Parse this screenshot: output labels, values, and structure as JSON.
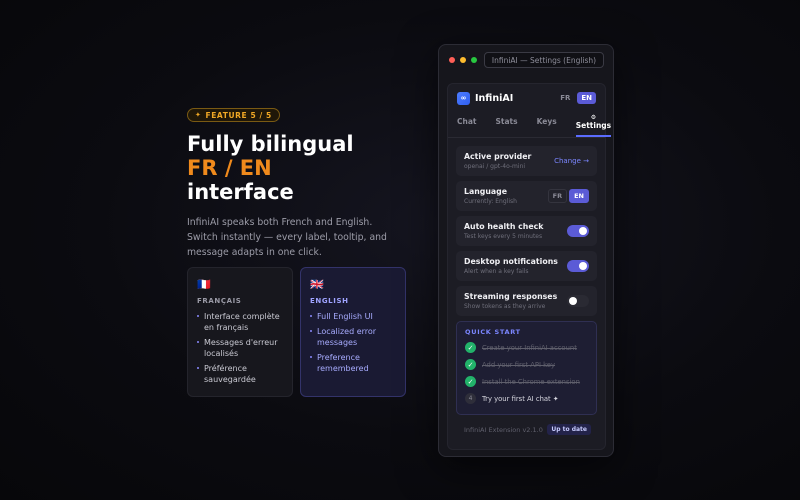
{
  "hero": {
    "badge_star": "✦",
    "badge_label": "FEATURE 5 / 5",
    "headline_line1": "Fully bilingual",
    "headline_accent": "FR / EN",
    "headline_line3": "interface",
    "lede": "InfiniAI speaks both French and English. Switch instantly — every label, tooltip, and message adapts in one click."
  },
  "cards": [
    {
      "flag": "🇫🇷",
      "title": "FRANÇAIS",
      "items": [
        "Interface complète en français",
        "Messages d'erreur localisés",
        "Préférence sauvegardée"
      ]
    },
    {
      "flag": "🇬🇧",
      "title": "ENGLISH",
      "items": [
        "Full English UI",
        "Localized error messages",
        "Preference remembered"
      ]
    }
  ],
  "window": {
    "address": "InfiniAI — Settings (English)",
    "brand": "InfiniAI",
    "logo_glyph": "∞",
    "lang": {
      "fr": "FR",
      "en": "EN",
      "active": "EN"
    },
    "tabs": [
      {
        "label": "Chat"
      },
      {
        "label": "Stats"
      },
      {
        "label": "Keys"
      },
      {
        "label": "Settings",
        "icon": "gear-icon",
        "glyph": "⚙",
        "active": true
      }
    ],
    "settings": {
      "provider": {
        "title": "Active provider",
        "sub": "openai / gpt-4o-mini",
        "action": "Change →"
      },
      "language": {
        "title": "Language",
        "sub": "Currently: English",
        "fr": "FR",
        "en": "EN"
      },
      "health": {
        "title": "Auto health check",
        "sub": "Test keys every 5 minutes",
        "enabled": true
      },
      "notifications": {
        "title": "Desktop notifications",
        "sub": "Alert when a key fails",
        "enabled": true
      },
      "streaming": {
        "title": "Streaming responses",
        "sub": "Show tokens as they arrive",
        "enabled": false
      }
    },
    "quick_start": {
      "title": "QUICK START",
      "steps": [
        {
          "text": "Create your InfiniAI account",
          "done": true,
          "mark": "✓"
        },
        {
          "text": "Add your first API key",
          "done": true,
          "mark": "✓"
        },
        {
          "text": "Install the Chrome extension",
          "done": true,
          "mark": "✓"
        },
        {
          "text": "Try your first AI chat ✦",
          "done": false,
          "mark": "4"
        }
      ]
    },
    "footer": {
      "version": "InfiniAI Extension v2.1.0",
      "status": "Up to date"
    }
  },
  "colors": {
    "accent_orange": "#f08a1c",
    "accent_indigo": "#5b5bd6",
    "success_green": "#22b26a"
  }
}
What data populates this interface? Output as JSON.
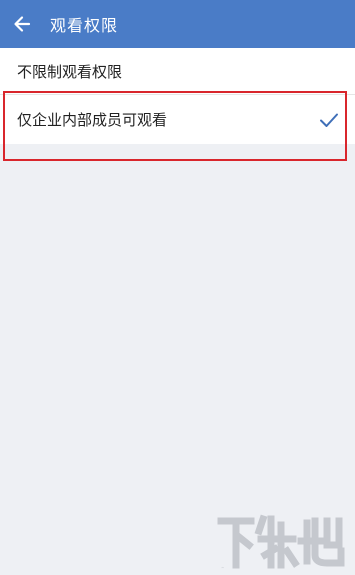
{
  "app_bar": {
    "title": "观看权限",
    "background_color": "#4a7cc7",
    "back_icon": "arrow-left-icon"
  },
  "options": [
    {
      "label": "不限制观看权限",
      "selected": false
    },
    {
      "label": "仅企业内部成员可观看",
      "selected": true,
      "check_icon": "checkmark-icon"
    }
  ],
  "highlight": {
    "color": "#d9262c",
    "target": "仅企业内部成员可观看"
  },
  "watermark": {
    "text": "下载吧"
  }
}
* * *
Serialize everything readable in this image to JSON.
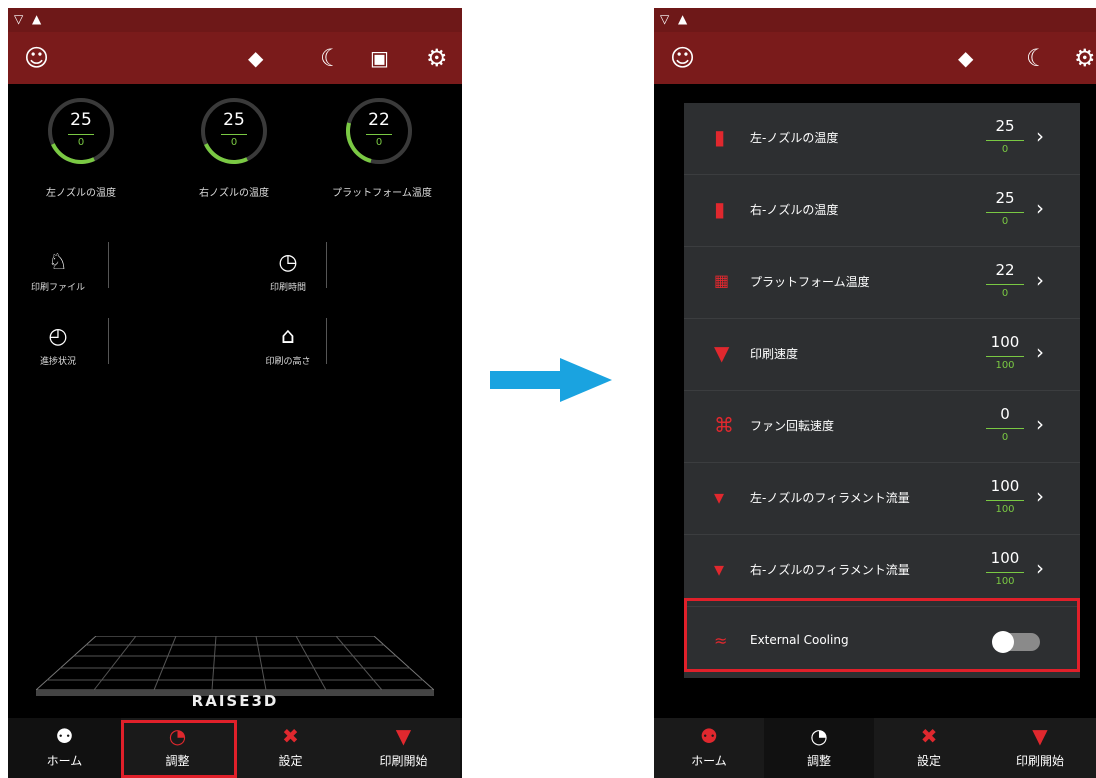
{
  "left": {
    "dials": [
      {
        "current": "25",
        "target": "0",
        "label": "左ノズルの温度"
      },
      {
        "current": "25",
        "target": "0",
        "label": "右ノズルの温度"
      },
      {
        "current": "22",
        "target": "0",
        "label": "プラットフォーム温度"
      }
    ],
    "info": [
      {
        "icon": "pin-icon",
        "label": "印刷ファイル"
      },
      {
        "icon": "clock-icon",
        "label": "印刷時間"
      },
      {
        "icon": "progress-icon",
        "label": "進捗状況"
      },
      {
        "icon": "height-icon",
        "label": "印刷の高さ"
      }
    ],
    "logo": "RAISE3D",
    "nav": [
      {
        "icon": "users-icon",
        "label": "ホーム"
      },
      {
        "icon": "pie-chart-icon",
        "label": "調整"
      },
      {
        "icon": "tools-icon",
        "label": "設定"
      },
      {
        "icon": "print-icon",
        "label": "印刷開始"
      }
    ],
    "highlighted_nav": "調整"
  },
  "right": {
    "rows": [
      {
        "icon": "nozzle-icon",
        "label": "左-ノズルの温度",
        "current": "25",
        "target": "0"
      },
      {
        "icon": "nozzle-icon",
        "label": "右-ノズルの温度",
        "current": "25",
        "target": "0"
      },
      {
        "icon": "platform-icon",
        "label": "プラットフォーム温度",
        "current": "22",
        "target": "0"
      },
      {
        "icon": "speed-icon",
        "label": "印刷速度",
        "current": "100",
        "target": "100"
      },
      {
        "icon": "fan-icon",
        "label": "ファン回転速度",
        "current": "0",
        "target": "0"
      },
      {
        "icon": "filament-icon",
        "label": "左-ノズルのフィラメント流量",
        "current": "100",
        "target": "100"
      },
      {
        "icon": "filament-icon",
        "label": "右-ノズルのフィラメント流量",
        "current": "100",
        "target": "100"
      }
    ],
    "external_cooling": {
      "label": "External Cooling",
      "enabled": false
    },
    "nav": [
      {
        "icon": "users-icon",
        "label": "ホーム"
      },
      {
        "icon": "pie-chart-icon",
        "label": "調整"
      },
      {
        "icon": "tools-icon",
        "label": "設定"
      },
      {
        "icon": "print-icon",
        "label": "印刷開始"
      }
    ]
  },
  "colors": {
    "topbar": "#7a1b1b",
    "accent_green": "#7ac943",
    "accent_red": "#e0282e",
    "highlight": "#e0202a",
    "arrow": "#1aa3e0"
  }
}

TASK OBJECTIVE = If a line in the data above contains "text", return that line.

WRITTEN RESPONSE =
          "text": "Create your InfiniAI account",
          "text": "Add your first API key",
          "text": "Install the Chrome extension",
          "text": "Try your first AI chat ✦",
    "text": "下载吧"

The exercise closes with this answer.